On Oil Painting

photo for blog, Sept. 2015I am standing in the Rivanna River enjoying the scene.  There is no wind or sun on my canvas.  There is a fragrance in the air of sweet smelling white flowers that are attracting bees and butterflies.  I have dragged my easel and a small table down a steep embankment to get to this spot.  I had to look for a way into the river ahead of time, then make a small trail through the bottom land.  The woods here are a tangle of fox grapes, water leaf, wild ginger, box elder, green brier and a hundred other plants.  I am blessed to be here.  I have found a large rock in which to anchor my easel and now have all I need to get started.

Oil painting is an experience like no other.  As I layout my canvas, my hand encounters a smooth and sensual feeling as paint glides across the surface.  Oil paint has a fragrance that is almost sweet and enriches the experience.  Reading the subject requires me to calculate spatial relationships, color and brightness.  Intuition guides my eye and hand in determining what choices to react to.  Fixing on the subject, the decisions in paint become automatic.  My pace quickens and my hands are moving faster now addressing areas around the canvas that need attention.  It takes shape.  Standing back, I can see where improvements can be made and I begin corrections.  Details catch my eye and key places are sharpened.  Still, the whole scene is not apparent.  A hawk will see a rabbit and not see what is around it.  That is the nature of focus.  Working diligently, I move around to cover all spots in the canvas and the picture begins to look like something.  Painting is not unlike an orchestral piece, where the instruments are color, brushes, mediums, sensitivity to the surface and the mental focus of putting it all together for a good performance.  Success depends on how well you work with all your instruments.  A few kayakers float by and admire my work.  As the sun angles down, the light becomes more intense on the other side of the river.  I make some changes based on the new light.  I check the time.  It is late.  I shoot a few quick photos to capture some detail.

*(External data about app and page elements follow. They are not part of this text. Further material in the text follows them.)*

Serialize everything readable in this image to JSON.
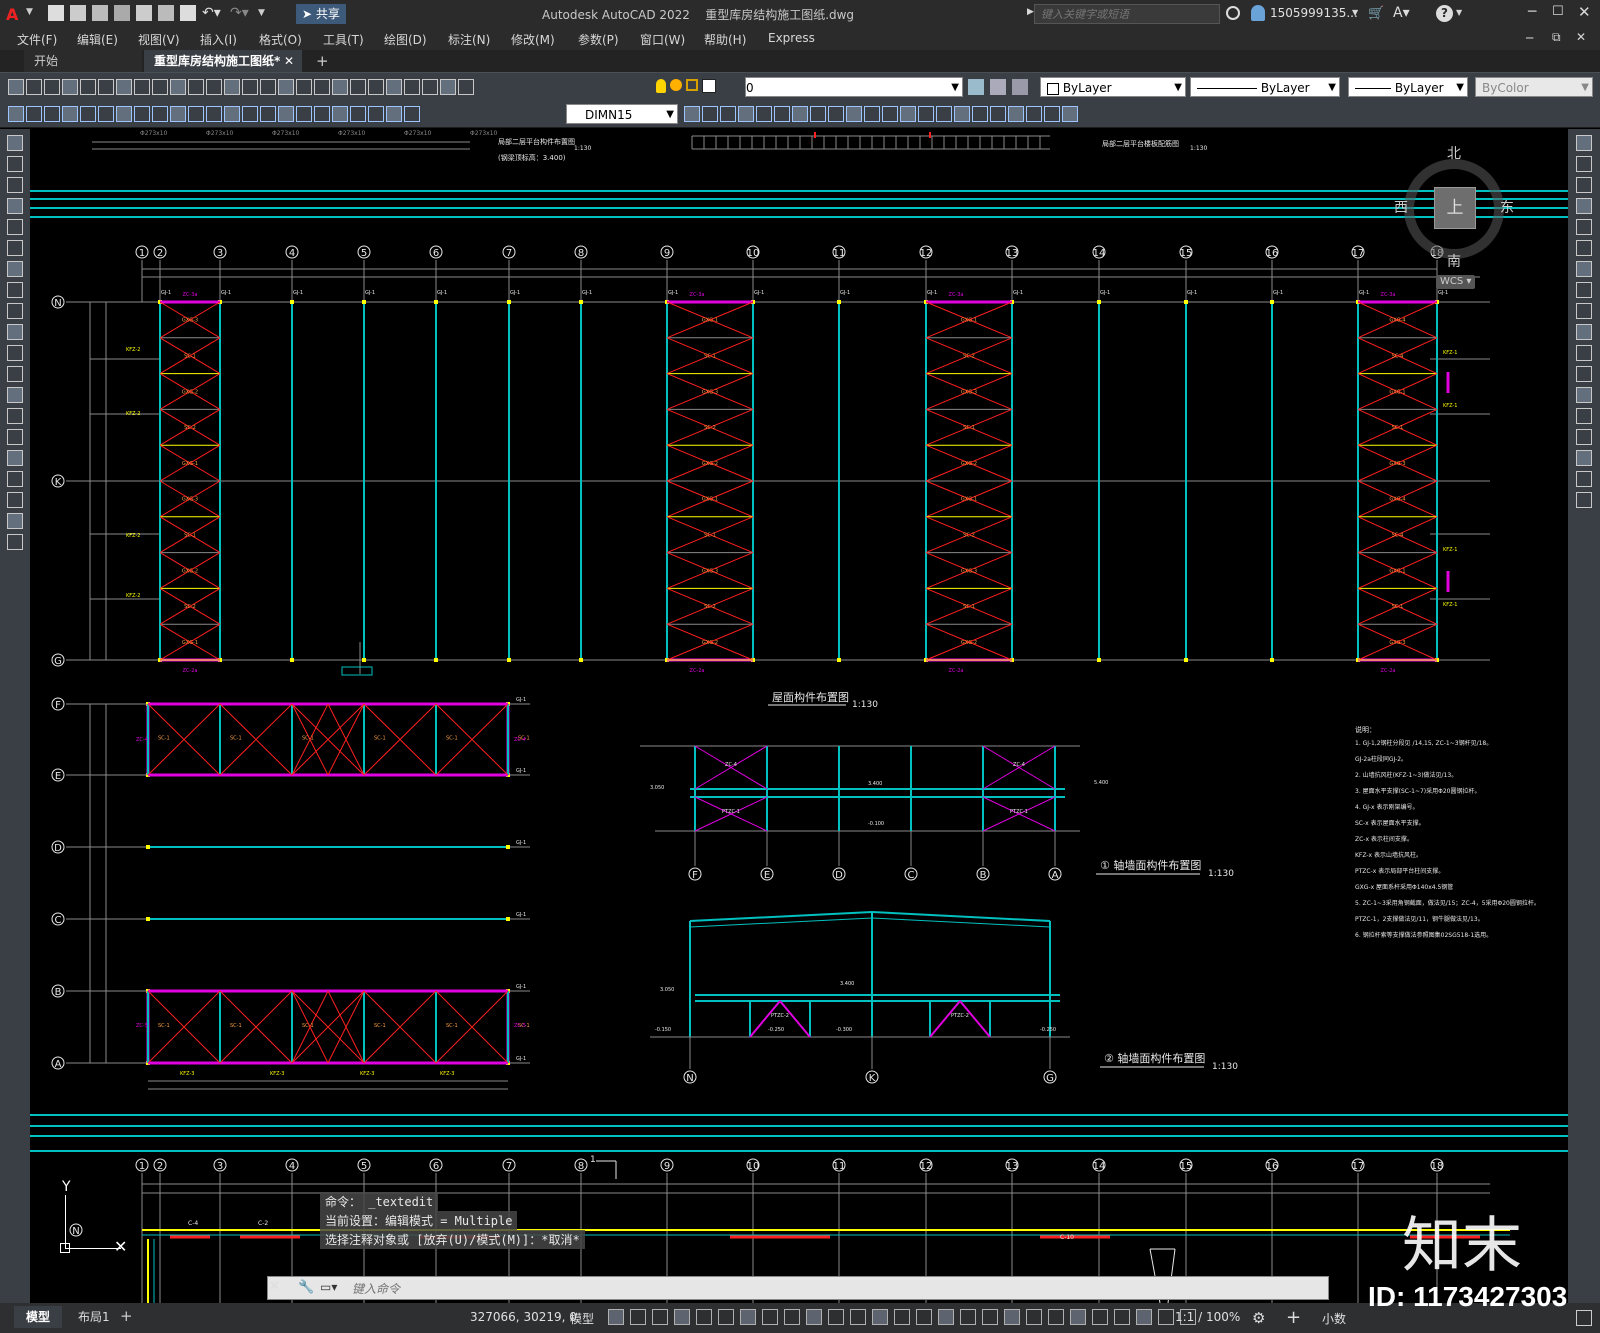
{
  "app": {
    "title": "Autodesk AutoCAD 2022",
    "filename": "重型库房结构施工图纸.dwg",
    "search_placeholder": "键入关键字或短语",
    "user": "1505999135...",
    "share_label": "共享"
  },
  "menu": [
    "文件(F)",
    "编辑(E)",
    "视图(V)",
    "插入(I)",
    "格式(O)",
    "工具(T)",
    "绘图(D)",
    "标注(N)",
    "修改(M)",
    "参数(P)",
    "窗口(W)",
    "帮助(H)",
    "Express"
  ],
  "tabs": {
    "start": "开始",
    "active": "重型库房结构施工图纸*"
  },
  "toolbar": {
    "layer_value": "0",
    "color": "ByLayer",
    "linetype": "ByLayer",
    "lineweight": "ByLayer",
    "plotstyle": "ByColor",
    "dimstyle": "DIMN15"
  },
  "viewcube": {
    "north": "北",
    "south": "南",
    "east": "东",
    "west": "西",
    "top": "上",
    "wcs": "WCS"
  },
  "drawing": {
    "grid_top": [
      "1",
      "2",
      "3",
      "4",
      "5",
      "6",
      "7",
      "8",
      "9",
      "10",
      "11",
      "12",
      "13",
      "14",
      "15",
      "16",
      "17",
      "18"
    ],
    "rows_left": [
      "N",
      "K",
      "G",
      "F",
      "E",
      "D",
      "C",
      "B",
      "A"
    ],
    "roof_title": "屋面构件布置图",
    "roof_scale": "1:130",
    "elev1_title": "① 轴墙面构件布置图",
    "elev1_scale": "1:130",
    "elev2_title": "② 轴墙面构件布置图",
    "elev2_scale": "1:130",
    "elev1_axes": [
      "F",
      "E",
      "D",
      "C",
      "B",
      "A"
    ],
    "elev2_axes": [
      "N",
      "K",
      "G"
    ],
    "top_title_left": "局部二层平台构件布置图",
    "top_subtitle_left": "(钢梁顶标高：3.400)",
    "top_scale_left": "1:130",
    "top_title_right": "局部二层平台楼板配筋图",
    "top_scale_right": "1:130",
    "elev1_levels": [
      "3.050",
      "3.400",
      "5.400",
      "-0.100"
    ],
    "elev2_levels": [
      "3.050",
      "3.400",
      "-0.150",
      "-0.250",
      "-0.300",
      "-0.250"
    ],
    "notes_title": "说明：",
    "notes": [
      "1. GJ-1,2钢柱分段见 /14,15, ZC-1~3钢杆见/18。",
      "   GJ-2a柱段同GJ-2。",
      "2. 山墙抗风柱(KFZ-1~3)做法见/13。",
      "3. 屋面水平支撑(SC-1~7)采用Φ20圆钢拉杆。",
      "4. GJ-x  表示刚架编号。",
      "   SC-x  表示屋面水平支撑。",
      "   ZC-x  表示柱间支撑。",
      "   KFZ-x  表示山墙抗风柱。",
      "   PTZC-x  表示局部平台柱间支撑。",
      "   GXG-x  屋面系杆采用Φ140x4.5钢管",
      "5. ZC-1~3采用角钢截面，做法见/15；ZC-4，5采用Φ20圆钢拉杆。",
      "   PTZC-1，2支撑做法见/11，钢牛腿做法见/13。",
      "6. 钢拉杆索等支撑做法参照图集02SG518-1选用。"
    ],
    "labels": {
      "GXG3": "GXG-3",
      "GXG2": "GXG-2",
      "SC1": "SC-1",
      "SC2": "SC-2",
      "GXG1": "GXG-1",
      "ZC3a": "ZC-3a",
      "ZC2a": "ZC-2a",
      "GJ1": "GJ-1",
      "GJ2": "GJ-2",
      "KFZ1": "KFZ-1",
      "KFZ2": "KFZ-2",
      "KFZ3": "KFZ-3",
      "ZC4": "ZC-4",
      "ZC5": "ZC-5",
      "PTZC1": "PTZC-1",
      "PTZC2": "PTZC-2",
      "C4": "C-4",
      "C2": "C-2",
      "C10": "C-10",
      "GXG4": "GXG-4",
      "SC4": "SC-4"
    }
  },
  "command": {
    "line1": "命令：  _textedit",
    "line2": "当前设置：编辑模式 = Multiple",
    "line3": "选择注释对象或 [放弃(U)/模式(M)]：*取消*",
    "input_placeholder": "键入命令"
  },
  "status": {
    "coords": "327066, 30219, 0",
    "mode": "模型",
    "scale": "1:1 / 100%",
    "units": "小数",
    "layout_tabs": [
      "模型",
      "布局1"
    ]
  },
  "watermark": {
    "logo": "知末",
    "id": "ID: 1173427303"
  },
  "colors": {
    "cyan": "#00c0c0",
    "red": "#ff2020",
    "magenta": "#e000e0",
    "yellow": "#ffff00",
    "white": "#e8e8e8",
    "grey": "#8a8a8a",
    "orange": "#ffa040"
  }
}
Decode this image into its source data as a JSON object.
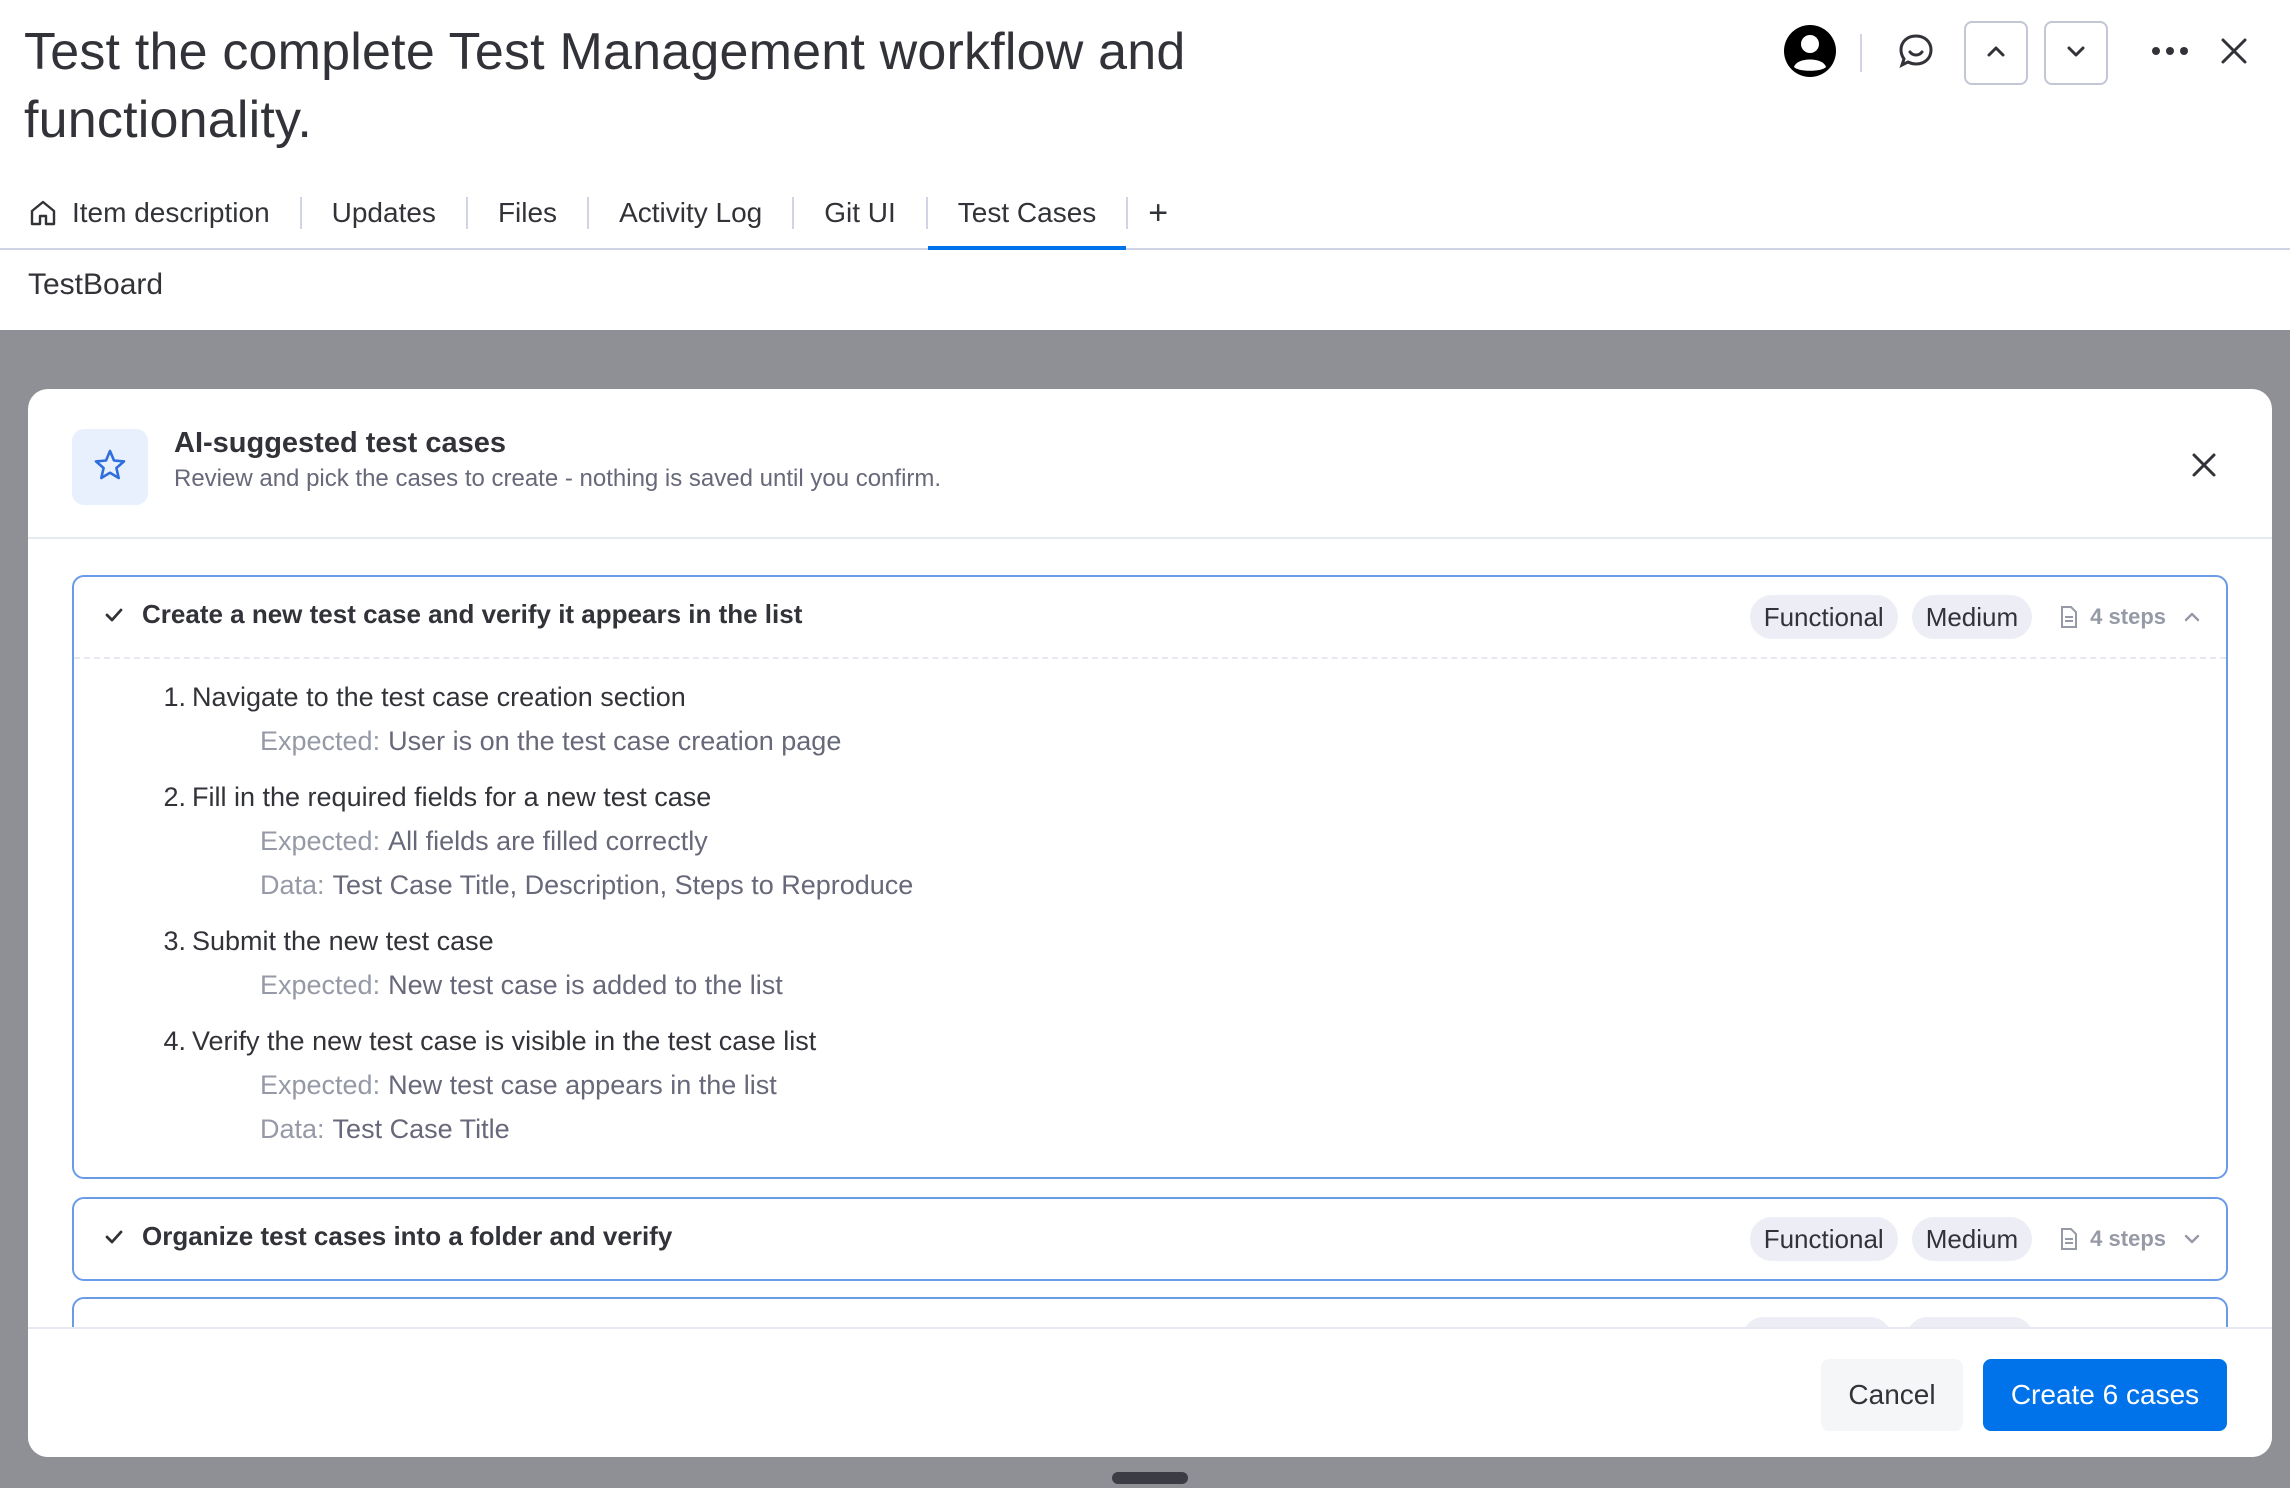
{
  "item": {
    "title": "Test the complete Test Management workflow and functionality."
  },
  "tabs": [
    {
      "label": "Item description",
      "icon": "home-icon"
    },
    {
      "label": "Updates"
    },
    {
      "label": "Files"
    },
    {
      "label": "Activity Log"
    },
    {
      "label": "Git UI"
    },
    {
      "label": "Test Cases",
      "active": true
    },
    {
      "label": "+"
    }
  ],
  "board": {
    "name": "TestBoard"
  },
  "modal": {
    "title": "AI-suggested test cases",
    "subtitle": "Review and pick the cases to create - nothing is saved until you confirm.",
    "cases": [
      {
        "title": "Create a new test case and verify it appears in the list",
        "type": "Functional",
        "priority": "Medium",
        "steps_count": "4 steps",
        "expanded": true,
        "steps": [
          {
            "num": "1.",
            "action": "Navigate to the test case creation section",
            "expected": "User is on the test case creation page"
          },
          {
            "num": "2.",
            "action": "Fill in the required fields for a new test case",
            "expected": "All fields are filled correctly",
            "data": "Test Case Title, Description, Steps to Reproduce"
          },
          {
            "num": "3.",
            "action": "Submit the new test case",
            "expected": "New test case is added to the list"
          },
          {
            "num": "4.",
            "action": "Verify the new test case is visible in the test case list",
            "expected": "New test case appears in the list",
            "data": "Test Case Title"
          }
        ]
      },
      {
        "title": "Organize test cases into a folder and verify",
        "type": "Functional",
        "priority": "Medium",
        "steps_count": "4 steps",
        "expanded": false
      }
    ],
    "labels": {
      "expected": "Expected:",
      "data": "Data:"
    },
    "cancel_label": "Cancel",
    "create_label": "Create 6 cases"
  },
  "colors": {
    "accent": "#0073ea",
    "card_border": "#6a9be6",
    "overlay": "#8f9096"
  }
}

Back at the studio, after it has sat for a few days, I decide if it worth keeping or what can be done to improve it.  Making further corrections begins to pay off.  It’s as if I am seeing it for the first time.  It takes on a persona that was not expected.  Did I paint that?  It does not seem that I did.  It was a gift.